Asif Ahmad | Out of one spice mix – many curries
In May, 175 years ago, Jamaica changed forever. The ship Blundell Hunter completed its voyage from Kolkata, India. On board were 227 adults and 33 children. All of them came from what was then British India. It is perhaps fitting that this 175th anniversary is marked at a time when my counterpart in London, Seth Ramocan, the Jamaican high commissioner, and I can both claim Indian subcontinental heritage.
In our world today, the practice of transporting indentured workers, children, and even people tricked on board would be called human trafficking. Some were lured by the prospect of escaping abject poverty at home. Others believed that the terms of the contract they had signed would be respected.
There were those, especially women and girls, who were not even told that in leaving their home they were committing to a journey of no return. Up to 1917, some 36,000 people had come to Jamaica, and less than half went home once they had worked their way out of their contracts on plantations. Many chose to stay because they had written letters depicting a fictitious life of prosperity, hiding the reality of misery.
Over time, the culture, religion, and lives of the Indian migrants fused into the melting pot of Jamaica that already had Taino, African, and European ingredients and a concurrent Chinese influence. Jamaica’s curry goat and chicken, known as goat or chicken curry by Britons and as neither by Indians, is a tasty and tangible example of the fusion. Forgive the snooty diversion, but the reason why Indians don’t use the term curry in their own language is because every dish has its own special name and unique combination of spices.
In Jamaica, it is out of one spice mix: many curries.
With the waves of Indians came the change in the flora and fauna of Jamaica. Bombay, No 11, Hairy, Julie, they all hail from India.
Some special herbs found their way here too: ganja …
Although banned by the plantation owners, religious practices of Hindus and Muslims lived in hearts and minds and were kept alive in the family life of each generation. Some customs have been adopted as part of Christian community practices in Jamaica. Look at a photo of a Hindu sadhu and then a Rastaman.
The connection is clear. Leonard Howell, one of the founders of Rastafarianism changed his name to Gangun Guru Maragh. Admire again the crowning glory of Lisa Hanna and Toni Ann-Singh, world-beating mixture of Jamaican and Indian parentage.
The mongooses in Jamaica take a look at me and think, “Hey bro! They got you, too! Wait until they set your tail on fire!”
In more recent times, there were different reasons for Indians, Pakistanis, and Bangladeshis coming to Jamaica. Others were island hoppers from as far away as Hong Kong and Singapore and from the Caribbean itself. Fear drove many in the 1940s as British colonisation ended in India.
Traders from an earlier wave of settlers in East Africa uprooted themselves once again and headed for the West Indies. With banking, insurance, accountancy came Indian professionals who found it hard to leave the Rock after their assignments ended. Doctors, pharmacists, and dentists used their own network to make their mark on Jamaica. It would not take long for DNA tests to prove that many prominent people in business and public life had Indian heritage.

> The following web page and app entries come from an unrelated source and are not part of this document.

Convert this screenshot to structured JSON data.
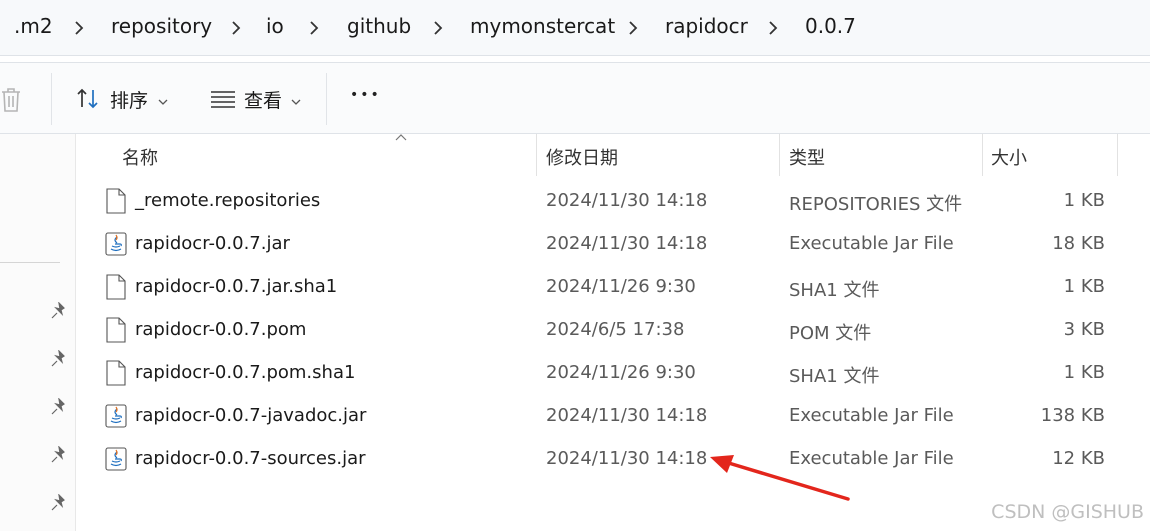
{
  "breadcrumb": {
    "segments": [
      ".m2",
      "repository",
      "io",
      "github",
      "mymonstercat",
      "rapidocr",
      "0.0.7"
    ]
  },
  "toolbar": {
    "sort_label": "排序",
    "view_label": "查看",
    "more_label": "•••"
  },
  "columns": {
    "name": "名称",
    "date": "修改日期",
    "type": "类型",
    "size": "大小"
  },
  "files": [
    {
      "name": "_remote.repositories",
      "date": "2024/11/30 14:18",
      "type": "REPOSITORIES 文件",
      "size": "1 KB",
      "icon": "document-icon"
    },
    {
      "name": "rapidocr-0.0.7.jar",
      "date": "2024/11/30 14:18",
      "type": "Executable Jar File",
      "size": "18 KB",
      "icon": "java-jar-icon"
    },
    {
      "name": "rapidocr-0.0.7.jar.sha1",
      "date": "2024/11/26 9:30",
      "type": "SHA1 文件",
      "size": "1 KB",
      "icon": "document-icon"
    },
    {
      "name": "rapidocr-0.0.7.pom",
      "date": "2024/6/5 17:38",
      "type": "POM 文件",
      "size": "3 KB",
      "icon": "document-icon"
    },
    {
      "name": "rapidocr-0.0.7.pom.sha1",
      "date": "2024/11/26 9:30",
      "type": "SHA1 文件",
      "size": "1 KB",
      "icon": "document-icon"
    },
    {
      "name": "rapidocr-0.0.7-javadoc.jar",
      "date": "2024/11/30 14:18",
      "type": "Executable Jar File",
      "size": "138 KB",
      "icon": "java-jar-icon"
    },
    {
      "name": "rapidocr-0.0.7-sources.jar",
      "date": "2024/11/30 14:18",
      "type": "Executable Jar File",
      "size": "12 KB",
      "icon": "java-jar-icon"
    }
  ],
  "watermark": "CSDN @GISHUB",
  "colors": {
    "annotation_arrow": "#e3261c",
    "java_icon_accent": "#1f6fbf"
  }
}
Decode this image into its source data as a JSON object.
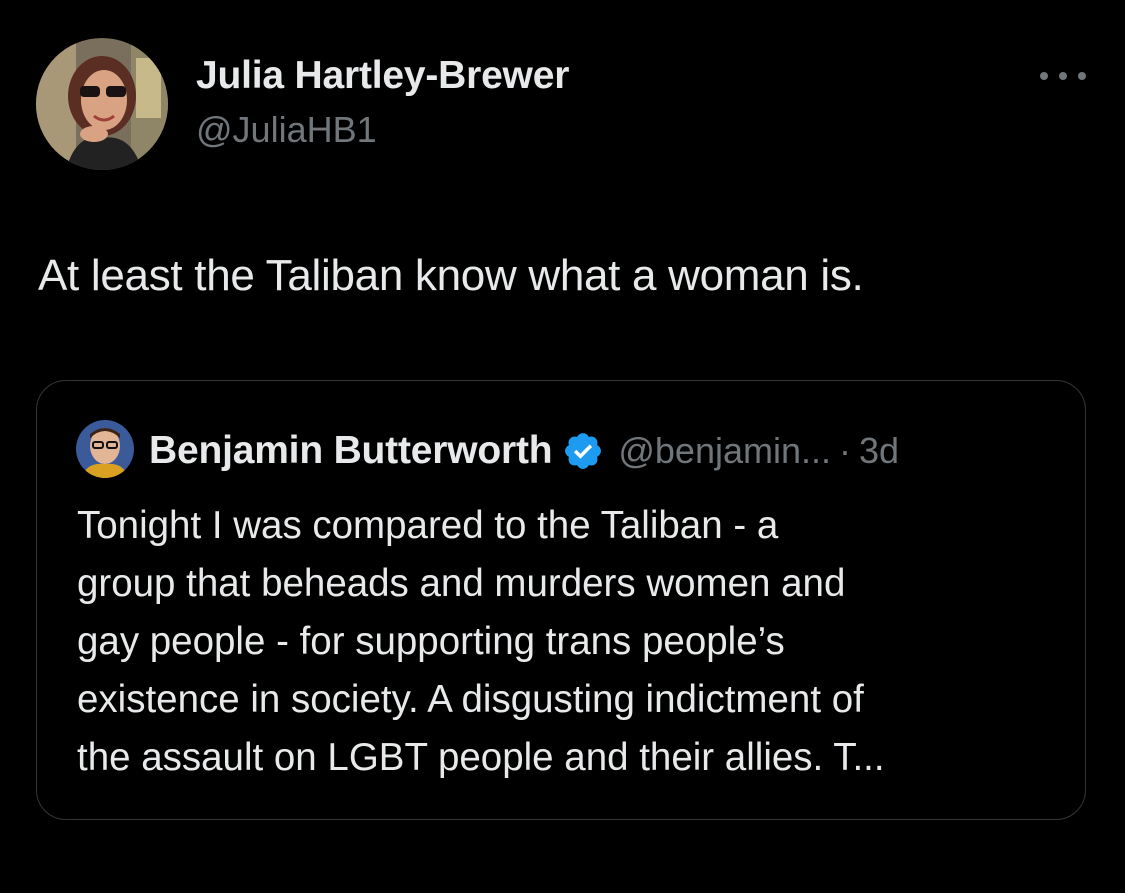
{
  "tweet": {
    "author": {
      "name": "Julia Hartley-Brewer",
      "handle": "@JuliaHB1",
      "avatar_icon": "profile-photo"
    },
    "more_icon": "more-options-icon",
    "text": "At least the Taliban know what a woman is.",
    "quoted_tweet": {
      "author": {
        "name": "Benjamin Butterworth",
        "handle": "@benjamin...",
        "verified": true,
        "avatar_icon": "profile-photo"
      },
      "separator": "·",
      "time": "3d",
      "text_lines": [
        "Tonight I was compared to the Taliban - a",
        "group that beheads and murders women and",
        "gay people - for supporting trans people’s",
        "existence in society. A disgusting indictment of",
        "the assault on LGBT people and their allies. T..."
      ]
    }
  },
  "colors": {
    "background": "#000000",
    "primary_text": "#e7e9ea",
    "secondary_text": "#71767b",
    "card_border": "#333639",
    "verified_blue": "#1d9bf0"
  }
}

When a nation like Jamaica takes the time to look at its history from different perspectives and embraces its inherent diversity, its people have a truer sense of who they are. Out of many, one people is a powerful statement of Jamaica’s identity. That allows exploration of stories that we hear from our elders. We can pore over old documents and letters.

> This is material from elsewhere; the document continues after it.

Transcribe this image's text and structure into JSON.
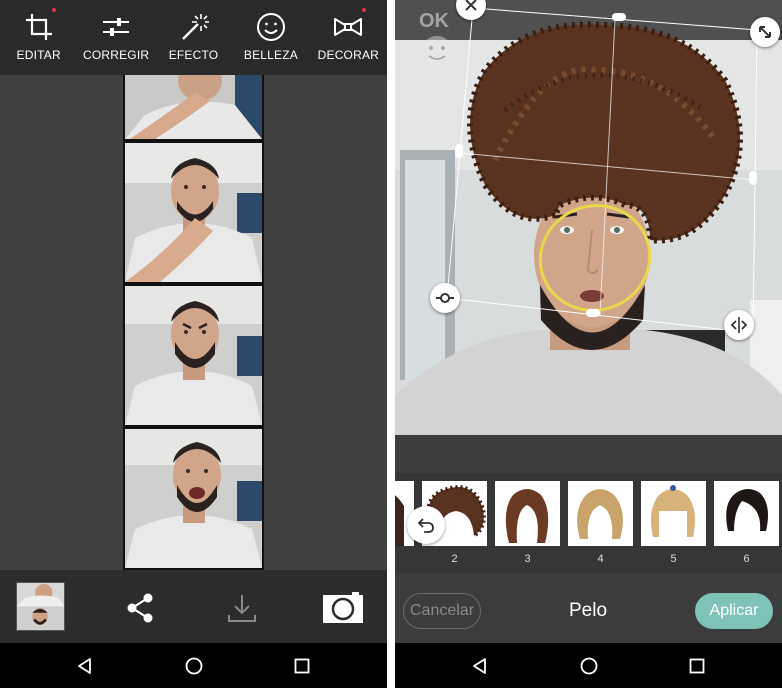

Grainy photographs depict how families tried to look their best, perhaps knowing that we would be impressed decades later. On special days of celebrations, it is a source of reassurance to see young dancers in full Bollywood regalia go through very traditional moves.

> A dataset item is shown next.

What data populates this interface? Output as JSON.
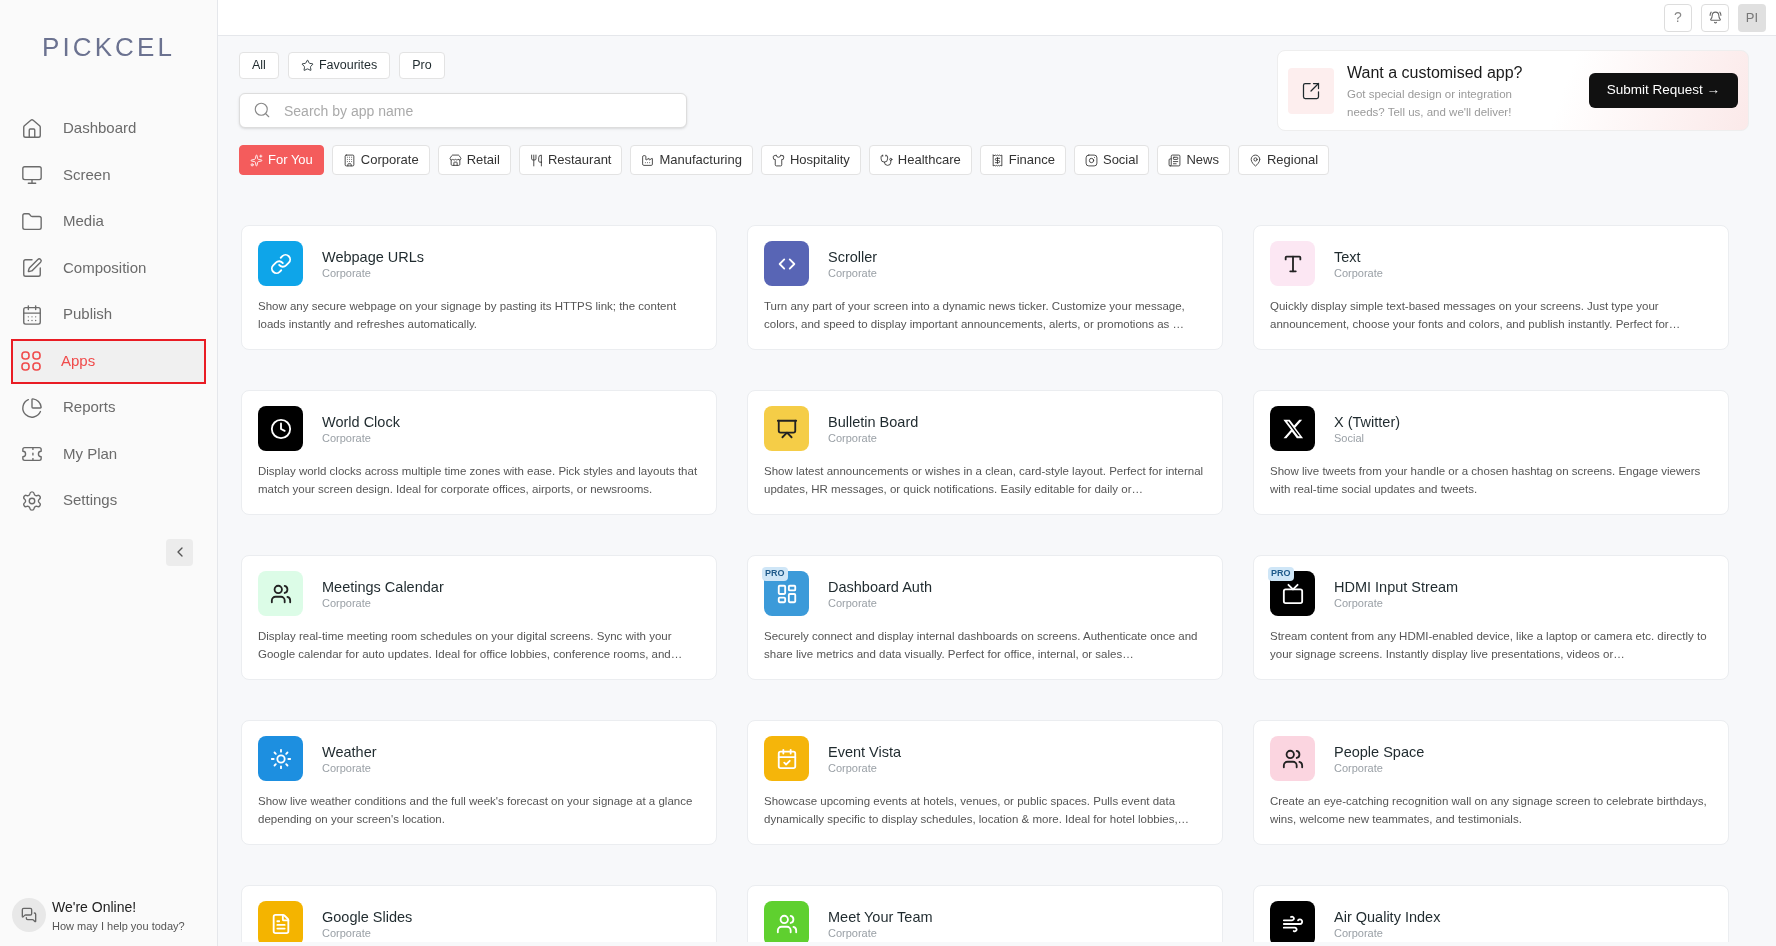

To hear an all-black Jamaican dhol group drum out bhangra rhythms as though it were their very own African beat is a powerful expression of the common language of music. Perhaps only in Jamaica could entire communities and the law-enforcement officers chase after a prize goat along Camp Road in Kingston. Clearly, the goat was not as enthusiastic as the congregation of the mosque about Eid day.
Had the coronavirus not entered into our lives, there was a plan to make a big thing about the 175th anniversary this month.
My friend Nari Williams-Singh and his father came over to talk about different ways to bring out the story of Indians in Jamaica. Akshai Mansingh showed me original papers his parents had curated in support of the book Home Away From Home, which I draw upon often to connect what is evident in Jamaica today to the past.
We will find the right time in 2020 to celebrate with vibrant colours, music, spicy food, and the fellowship of communities that bind together as Jamaica.
- Asif Ahmad CMG, is British High Commissioner to Jamaica. Feedback firstname.lastname@example.org.